6 August – Little Bognor

I had a lot of things to do at the lakes and river before I could fish. It was just as well because the morning was hot and there was only a gentle breeze. It was 32 degrees at lunchtime but in the afternoon the breeze strengthened and the temperature dropped a little. The water temperature at Great Springs was 26 degrees in the shallows at the north end of the lake and 24 degrees on the bottom of the lake at the dam end. The water was not stratified, bad news for the Trout.

The cereal crops had all been harvested and the acres of stubble were decorated with various shaped bales of straw. I prefer the small, oblong shaped bales. It was good to see a lot of proper haystacks. The black plastic cylinders look like litter.


I plumbed the lower lake at Little Bognor and was surprised at the depth of the water. It was a uniform six feet over two thirds of the lake. It was mid afternoon before I set up my rod. I was tempted to fish the open water because the fish were rising all over the lake but I decided to sit in the shade of the Beech trees and move to the open water as the sun went down.

An amber and partridge nymph beckoned to me from the fly box. I hadn’t used that pattern at Little Bognor and the fish would have no reason to shy away from it. I sat at the top of the stone steps and waited for a fish to swirl.

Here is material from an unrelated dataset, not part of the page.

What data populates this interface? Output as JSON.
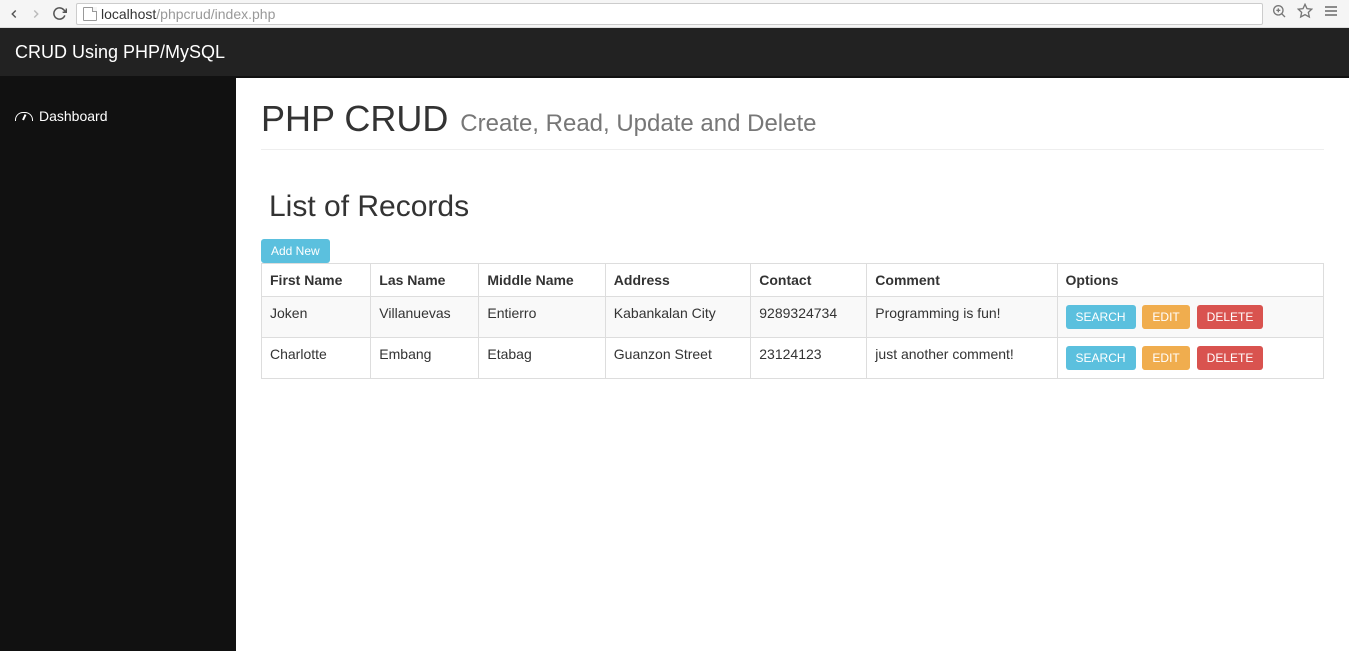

I didn’t have to wait long. A group of Trout were cruising close to the bank, occasionally rising for a nymph or buzzer. A few casts later I felt a sharp tap on the rod and lifted gently into the fish. It felt small and just circled around under the branches, unsure what had happened. It went on a short run along the surface to my right and I saw that it was foul hooked in the shoulder. Then the hooked pinged out.

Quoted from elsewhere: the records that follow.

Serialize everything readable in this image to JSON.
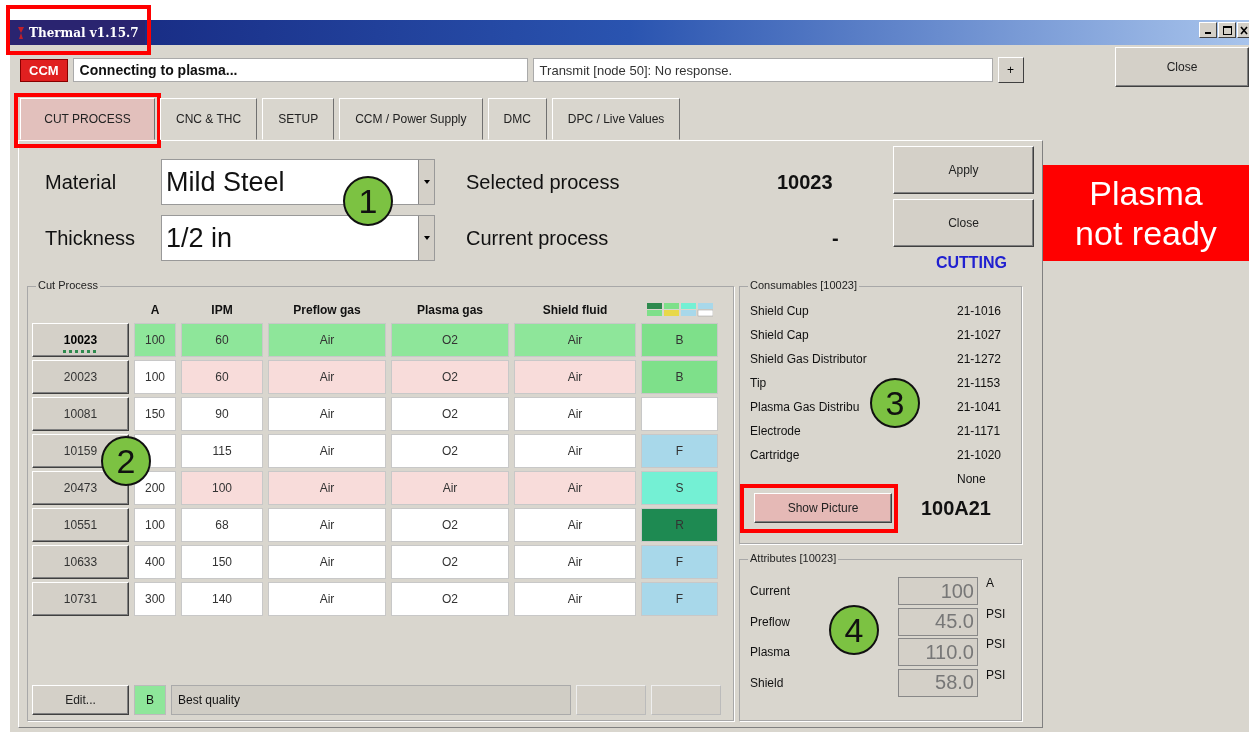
{
  "window": {
    "title": "Thermal v1.15.7",
    "highlighted": true
  },
  "status_bar": {
    "badge": "CCM",
    "message": "Connecting to plasma...",
    "transmit": "Transmit [node 50]: No response.",
    "plus_button": "+"
  },
  "close_button": "Close",
  "tabs": [
    {
      "label": "CUT PROCESS",
      "selected": true,
      "highlighted": true
    },
    {
      "label": "CNC & THC",
      "selected": false,
      "highlighted": false
    },
    {
      "label": "SETUP",
      "selected": false,
      "highlighted": false
    },
    {
      "label": "CCM / Power Supply",
      "selected": false,
      "highlighted": false
    },
    {
      "label": "DMC",
      "selected": false,
      "highlighted": false
    },
    {
      "label": "DPC / Live Values",
      "selected": false,
      "highlighted": false
    }
  ],
  "process_form": {
    "material_label": "Material",
    "material": "Mild Steel",
    "thickness_label": "Thickness",
    "thickness": "1/2 in",
    "selected_label": "Selected process",
    "selected_value": "10023",
    "current_label": "Current process",
    "current_value": "-"
  },
  "apply_button": "Apply",
  "panel_close_button": "Close",
  "mode": "CUTTING",
  "plasma_status": "Plasma not ready",
  "cut_process": {
    "title": "Cut Process",
    "columns": [
      "A",
      "IPM",
      "Preflow gas",
      "Plasma gas",
      "Shield fluid"
    ],
    "rows": [
      {
        "id": "10023",
        "amps": "100",
        "ipm": "60",
        "preflow": "Air",
        "plasma": "O2",
        "shield": "Air",
        "quality": "B",
        "color": "#7ee08a",
        "selected": true,
        "mismatch": false
      },
      {
        "id": "20023",
        "amps": "100",
        "ipm": "60",
        "preflow": "Air",
        "plasma": "O2",
        "shield": "Air",
        "quality": "B",
        "color": "#7ee08a",
        "selected": false,
        "mismatch": true
      },
      {
        "id": "10081",
        "amps": "150",
        "ipm": "90",
        "preflow": "Air",
        "plasma": "O2",
        "shield": "Air",
        "color": "#ffffff",
        "selected": false,
        "mismatch": false
      },
      {
        "id": "10159",
        "ipm": "115",
        "preflow": "Air",
        "plasma": "O2",
        "shield": "Air",
        "quality": "F",
        "color": "#a8d8ea",
        "selected": false,
        "mismatch": false
      },
      {
        "id": "20473",
        "amps": "200",
        "ipm": "100",
        "preflow": "Air",
        "plasma": "Air",
        "shield": "Air",
        "quality": "S",
        "color": "#74f0d4",
        "selected": false,
        "mismatch": true
      },
      {
        "id": "10551",
        "amps": "100",
        "ipm": "68",
        "preflow": "Air",
        "plasma": "O2",
        "shield": "Air",
        "quality": "R",
        "color": "#1e8a52",
        "selected": false,
        "mismatch": false
      },
      {
        "id": "10633",
        "amps": "400",
        "ipm": "150",
        "preflow": "Air",
        "plasma": "O2",
        "shield": "Air",
        "quality": "F",
        "color": "#a8d8ea",
        "selected": false,
        "mismatch": false
      },
      {
        "id": "10731",
        "amps": "300",
        "ipm": "140",
        "preflow": "Air",
        "plasma": "O2",
        "shield": "Air",
        "quality": "F",
        "color": "#a8d8ea",
        "selected": false,
        "mismatch": false
      }
    ],
    "edit_button": "Edit...",
    "quality_badge": "B",
    "quality_text": "Best quality",
    "nav_buttons": [
      {
        "disabled": true
      },
      {
        "disabled": true
      }
    ]
  },
  "consumables": {
    "title": "Consumables [10023]",
    "items": [
      {
        "name": "Shield Cup",
        "part": "21-1016"
      },
      {
        "name": "Shield Cap",
        "part": "21-1027"
      },
      {
        "name": "Shield Gas Distributor",
        "part": "21-1272"
      },
      {
        "name": "Tip",
        "part": "21-1153"
      },
      {
        "name": "Plasma Gas Distribu",
        "part": "21-1041"
      },
      {
        "name": "Electrode",
        "part": "21-1171"
      },
      {
        "name": "Cartridge",
        "part": "21-1020"
      },
      {
        "part": "None"
      }
    ],
    "show_picture": {
      "label": "Show Picture",
      "highlighted": true
    },
    "torch_code": "100A21"
  },
  "attributes": {
    "title": "Attributes [10023]",
    "items": [
      {
        "label": "Current",
        "value": "100",
        "unit": "A"
      },
      {
        "label": "Preflow",
        "value": "45.0",
        "unit": "PSI"
      },
      {
        "label": "Plasma",
        "value": "110.0",
        "unit": "PSI"
      },
      {
        "label": "Shield",
        "value": "58.0",
        "unit": "PSI"
      }
    ]
  },
  "callouts": [
    {
      "number": "1"
    },
    {
      "number": "2"
    },
    {
      "number": "3"
    },
    {
      "number": "4"
    }
  ]
}
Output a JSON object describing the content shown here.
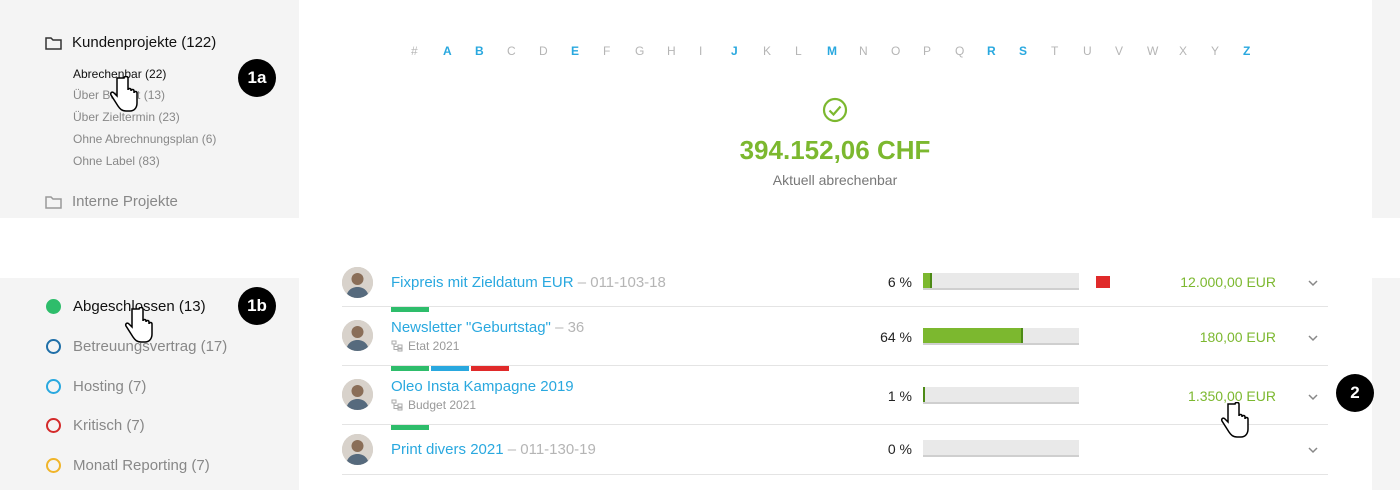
{
  "sidebar_top": {
    "main_folder": "Kundenprojekte (122)",
    "sub_items": [
      "Abrechenbar (22)",
      "Über Budget (13)",
      "Über Zieltermin (23)",
      "Ohne Abrechnungsplan (6)",
      "Ohne Label (83)"
    ],
    "internal_folder": "Interne Projekte",
    "badge": "1a"
  },
  "alphabet": {
    "letters": [
      "#",
      "A",
      "B",
      "C",
      "D",
      "E",
      "F",
      "G",
      "H",
      "I",
      "J",
      "K",
      "L",
      "M",
      "N",
      "O",
      "P",
      "Q",
      "R",
      "S",
      "T",
      "U",
      "V",
      "W",
      "X",
      "Y",
      "Z"
    ],
    "active": [
      "A",
      "B",
      "E",
      "J",
      "M",
      "R",
      "S",
      "Z"
    ]
  },
  "summary": {
    "amount": "394.152,06 CHF",
    "label": "Aktuell abrechenbar",
    "accent": "#7cb82f"
  },
  "status_filters": {
    "badge": "1b",
    "items": [
      {
        "label": "Abgeschlossen (13)",
        "color": "#2ebd6b",
        "filled": true
      },
      {
        "label": "Betreuungsvertrag (17)",
        "color": "#1f6fa8",
        "filled": false
      },
      {
        "label": "Hosting (7)",
        "color": "#29a8df",
        "filled": false
      },
      {
        "label": "Kritisch (7)",
        "color": "#d42a2a",
        "filled": false
      },
      {
        "label": "Monatl Reporting (7)",
        "color": "#f0b429",
        "filled": false
      }
    ]
  },
  "projects": [
    {
      "title": "Fixpreis mit Zieldatum EUR",
      "code": "– 011-103-18",
      "percent": "6 %",
      "progress": 0.06,
      "amount": "12.000,00 EUR",
      "sub": ""
    },
    {
      "title": "Newsletter \"Geburtstag\"",
      "code": "– 36",
      "percent": "64 %",
      "progress": 0.64,
      "amount": "180,00 EUR",
      "sub": "Etat 2021"
    },
    {
      "title": "Oleo Insta Kampagne 2019",
      "code": "",
      "percent": "1 %",
      "progress": 0.01,
      "amount": "1.350,00 EUR",
      "sub": "Budget 2021"
    },
    {
      "title": "Print divers 2021",
      "code": "– 011-130-19",
      "percent": "0 %",
      "progress": 0.0,
      "amount": "",
      "sub": ""
    }
  ],
  "row_badge": "2",
  "icons": [
    "folder-icon",
    "check-circle-icon",
    "chevron-down-icon",
    "hierarchy-icon",
    "hand-cursor-icon"
  ]
}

The water had not been disturbed and I thought another fish might wander past. Eventually a couple of fish moved but refused the fly. I changed to a GRHE nymph and flicked it towards the next passing Trout. The fly dropped about a yard ahead of the fish and it took without hesitation. Unlike the last fish it went on a long run, through the submerged branches on my right and out into the lake. I bullied it back past the snags and into clear water. As I thought about a Trout supper, the fish escaped. I moved along the bank and stalked a good fish rising close to the bank but it disappeared after a few casts. Ultra fussy.

I walked up the slope to the top lake and had a few casts at rising fish from underneath the Oak tree. They also disappeared. I lost a fly in the lilies which prompted me to pack up. I think that I have lost the last nine Trout that I have hooked. Nevermind, it had been an enjoyable day.